A new anti-CD26 monoclonal antibody, YS110, may be a promising therapeutic approach for patients with malignant mesothelioma (MM), according to researchers at the Graduate School of Medicine, Juntendo University, in Japan.
The study, “Development of New Therapy for Malignant Mesothelioma Based on CD26 Molecule,” published in the Japanese Gan To Kagaku Ryoho journal of cancer and chemotherapy, described the beneficial results in a MM mouse model.
CD26 is a surface molecule appearing to be involved in mesothelioma tumor growth, migration, and survival. Approximately 80 percent of mesothelioma patients have tumors that express the molecule in epithelial mesothelioma cells. But researchers found that normal mesothelioma cells do not express CD26, which makes it a promising target for future therapeutic approaches.
In fact, researchers discovered that a biologically active CD26 monoclonal antibody had promising anti-tumor effects in mice bearing a human mesothelioma tumor. The agent, YS110, disrupted the normal cell cycle of the malignant mesothelioma cells, which caused them to enter into apoptosis (cell death). Surprisingly, YS110 was able to reduce mesothelioma tumor growth by 20 percent in 48 hours.
The researchers also reported that YS110 worked even better when administered in combination with the standard of care treatment for mesothelioma patients — Alimta (pemetrexed).
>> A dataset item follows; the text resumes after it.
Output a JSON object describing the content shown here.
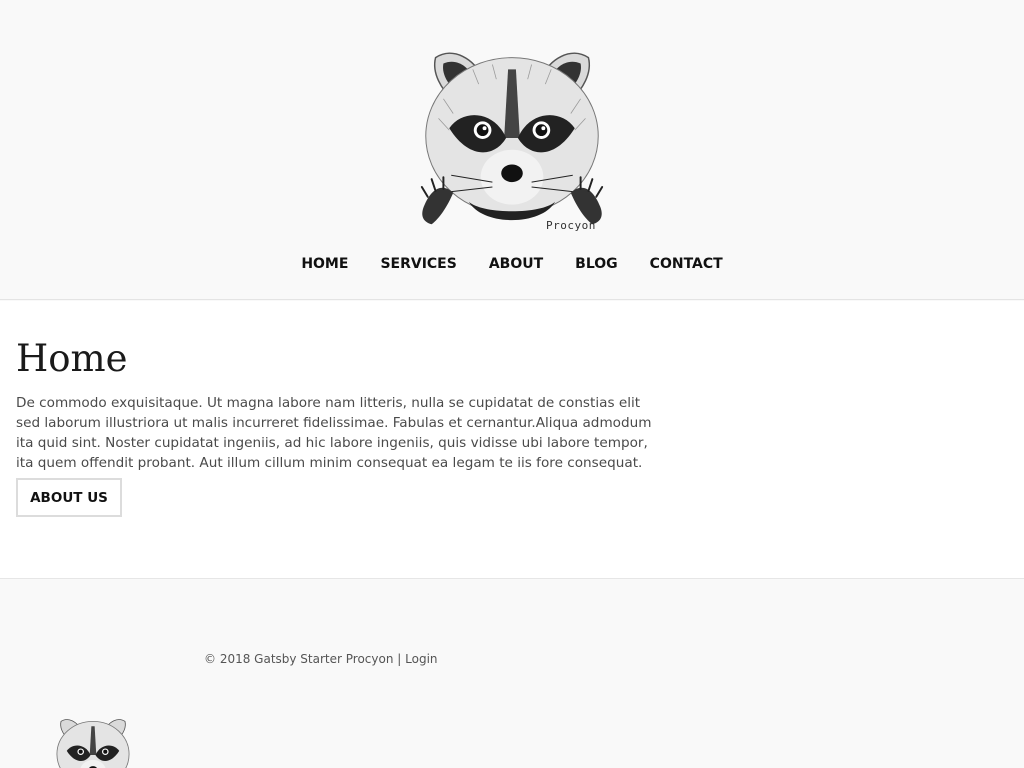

Recently, a Phase 1 study using YS110 in humans was performed by French researchers. The study, “First-in-human phase I administration of YS110, a monoclonal antibody directed against the CD26 immunostimulatory molecule in advanced cancer patients,” enrolled 34 patients with advanced/refractory CD26-expressing cancers, including 23 with mesothelioma and 10 with renal carcinoma who received escalating doses of YS110.
The study, presented during the American Society of Clinical Oncology 2015 meeting, showed that the humanized anti-CD26 therapy was well tolerated by the patients and there was evidence of activity of YS110, as assessed by prolonged stabilization in more than half of patients.
Japanese researchers intend to start a Phase 1 clinical trial in Japan in the very near future. The team wants to assess how the drug performs in patients with advanced inoperable mesothelioma or in heavily treated mesothelioma patients.